Tyeing a bow tie is technically as simple as tyeing your shoes. However, it is something about doing it around your neck that is really awkward and frustrating. Many years ago, I got pretty good at it because I went to several black ties a year. Recently however, I had to dust off the tux after a long hiatus from formal events and discovered I lost the skill. Yes, I did finally get it right, but swore that I would find an easier way to 1) make my life easier in the future, and 2) encourage others a chance to impress their friends (the coup de grace being the moment at the after party when you casually untie your tie, and let it casually hang down like a genuine Rat Packer.
The last step includes some advice on buying and wearing a tux.
IMPORTANT: THIS TIE IS BEST WITH A TUX SHIRT THAT HAS A "LAY DOWN" COLLAR OR A COMBO WINGTIP-COVERED BACK COLLAR. IF YOU USE THIS WITH A REGULAR WINGTIP, BUT SURE TO KEEP YOUR JACKET ON ALL NIGHT.
Step 1: What You Need
For tools, you will need a dremel with a cutting wheel and some tape (preferably black electrical, but scotch tape will work as well.
Step 2: Cutting the Loops
Next. and be really careful with this part, you need to cut the metal loop that connects both halves of your hand tie.
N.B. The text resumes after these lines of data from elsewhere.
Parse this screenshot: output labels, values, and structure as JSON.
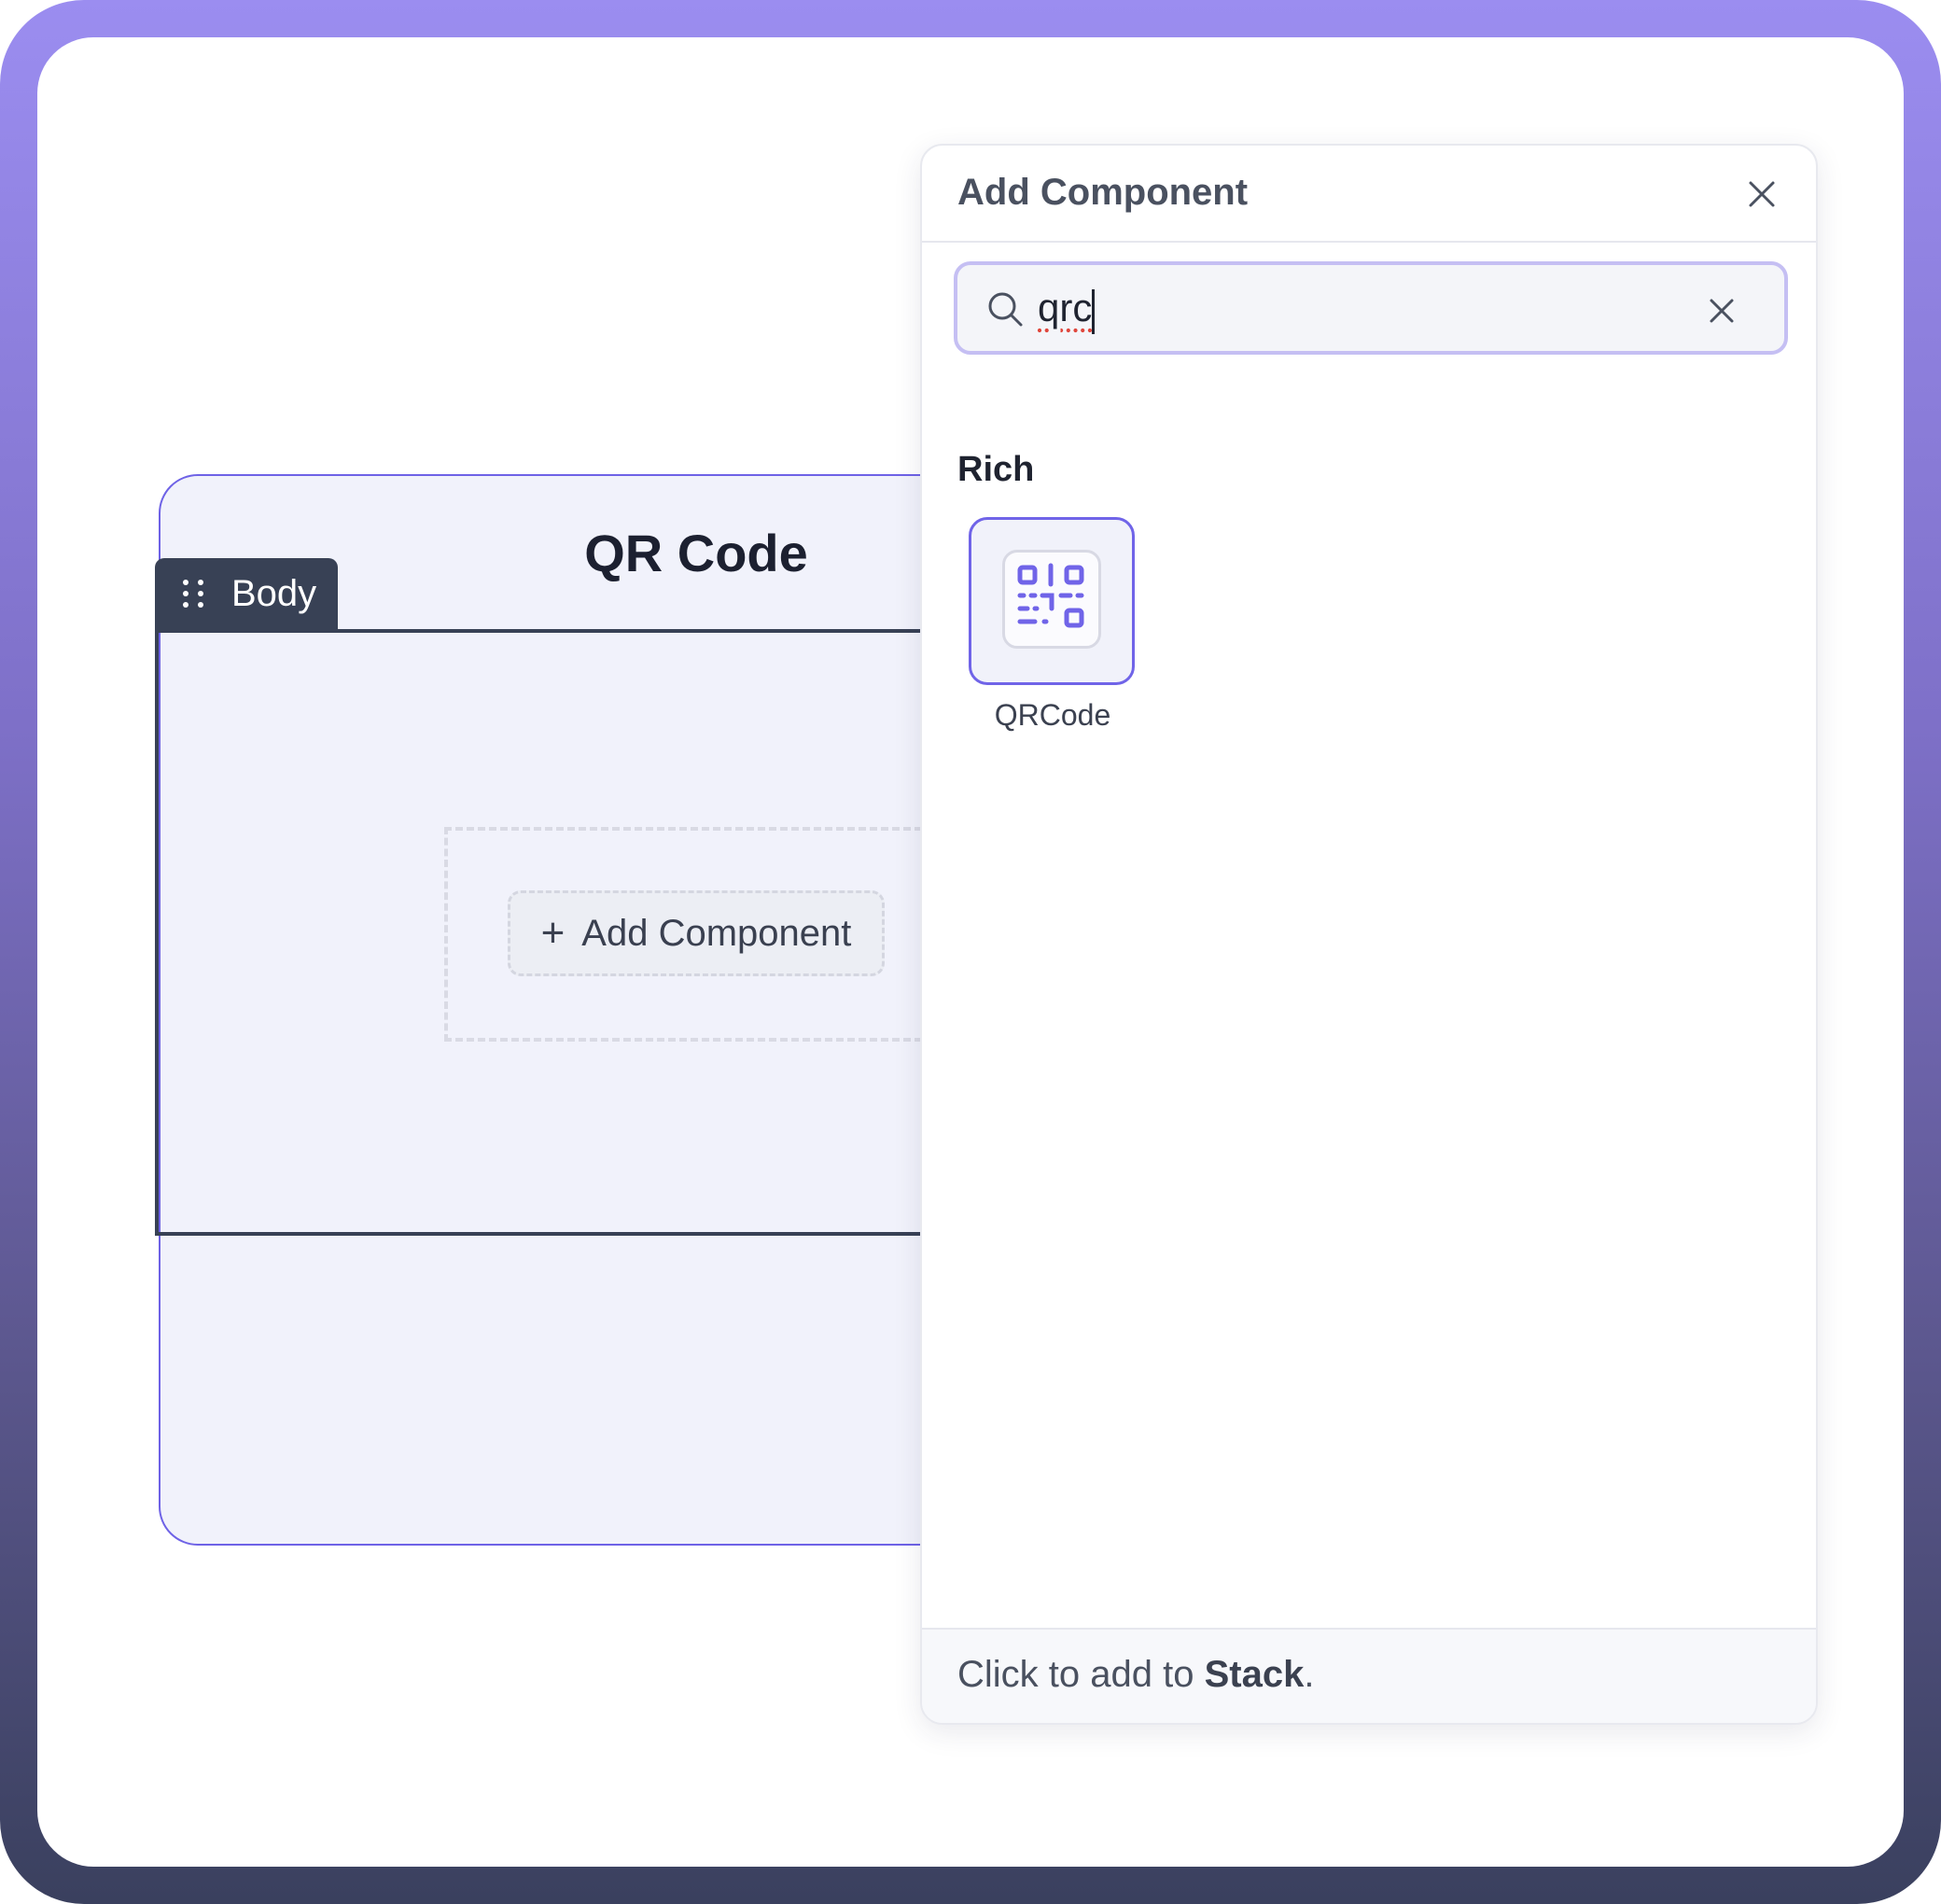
{
  "canvas": {
    "card_title": "QR Code",
    "body_tab_label": "Body",
    "add_component_label": "Add Component"
  },
  "panel": {
    "title": "Add Component",
    "search": {
      "value": "qrc",
      "placeholder": ""
    },
    "section_label": "Rich",
    "components": [
      {
        "label": "QRCode",
        "icon": "qr-code-icon"
      }
    ],
    "footer": {
      "prefix": "Click to add to ",
      "target": "Stack",
      "suffix": "."
    }
  },
  "colors": {
    "accent": "#7064e8",
    "frame_top": "#9b8df0",
    "frame_bottom": "#3a405e",
    "tab_dark": "#384155"
  }
}
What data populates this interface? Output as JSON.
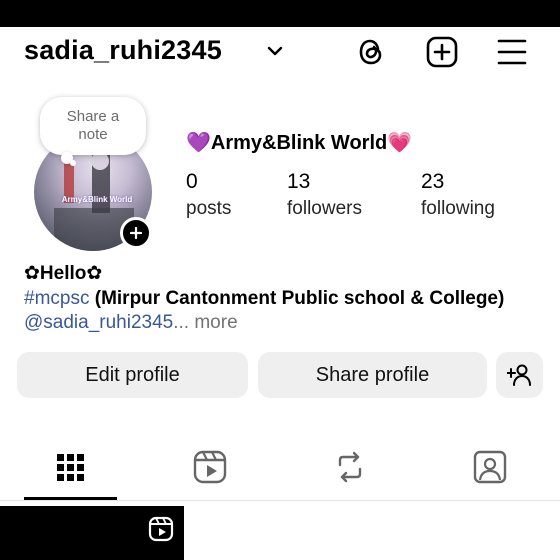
{
  "header": {
    "username": "sadia_ruhi2345",
    "icons": [
      "chevron-down-icon",
      "threads-icon",
      "new-post-icon",
      "menu-icon"
    ]
  },
  "profile": {
    "note_placeholder": "Share a note",
    "note_line1": "Share a",
    "note_line2": "note",
    "avatar_caption": "Army&Blink World",
    "display_name": "💜Army&Blink World💗",
    "stats": {
      "posts": {
        "value": "0",
        "label": "posts"
      },
      "followers": {
        "value": "13",
        "label": "followers"
      },
      "following": {
        "value": "23",
        "label": "following"
      }
    },
    "bio": {
      "title": "✿Hello✿",
      "hashtag": "#mcpsc",
      "line2_rest": " (Mirpur Cantonment Public school & College)",
      "threads_handle": "@sadia_ruhi2345",
      "more": "... more"
    }
  },
  "buttons": {
    "edit_profile": "Edit profile",
    "share_profile": "Share profile"
  },
  "tabs": [
    "grid-icon",
    "reels-icon",
    "reposts-icon",
    "tagged-icon"
  ],
  "colors": {
    "link": "#385898",
    "button_bg": "#efefef",
    "muted": "#737373"
  }
}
I've tried to highlight this below. Just DON'T cut the adjustable loop.
Us pliers or a vice grip to hold the loop when cutting to protect both your fingers and the cloth of the tie.
Once it is cut, you can bend the loop to remove it. When you are done you should have a loop and hook as in the first photo and two halves of a tie.
Step 3: Attaching the Loops
Right now you may be asking yourself, "Hey why don't I just use Velcro?". The reason I didn't use Velcro is because, 1) I was a afraid it would leave a noticeable lump under the collar and 2) Where is the fun of that when you can use your dremel?
Once you have done this and it looks like the first picture, cover the cut gap in the LOOP with a piece of electrical, or some other tape. The loop is on the adjustable half, and the tape will keep it from snagging on the cut when you adjust the length. you will need to turn the cloth loop inside out to get at it. There is no need to do this on the half with the hook. .
Step 4: Tie the Tie!!
Hint, adjust loop to make the tie as big as possible. This will give you more material to work with.
Step 5: Shaken or Stirred Mr. Bond?
As I said earlier, this is meant for shirts that have a covered collar in the back. Mine is a wingtip, but it also has a a folded down collar in the back to hide the hooks and loops.
Step 6: The PAYOFF (or How to Be a Rat Packer)
TIPS FOR BUYING A TUX: If you think there is a chance you will have to wear a tux once a year, then you should buy one. The time/convenience factor alone makes it worth it. Two keys to buying a tux.
1. Get a shawl collar (it never goes out of style)
2 Never wait until you need a tux to buy one. The best strategy is to just keep your eyes open and when you see a good deal, grab it. If you are on the East Coast, Syms has great prices and when they are having a sale, it can be a steal.
TIPS FOR WEARING A TUX: It is hard NOT to look good in a tux, but some people can pull it off. Usually it is guys who are wearing a tux for the first time. The secret to always looking good in a tux is to "ACT LIKE YOU ARE WEARING JEANS, NOT A TUX." Don't stand ramrod straight, don't constantly fuss with buttons and cuff links. Act like you wear one every day. That's how Frank did it.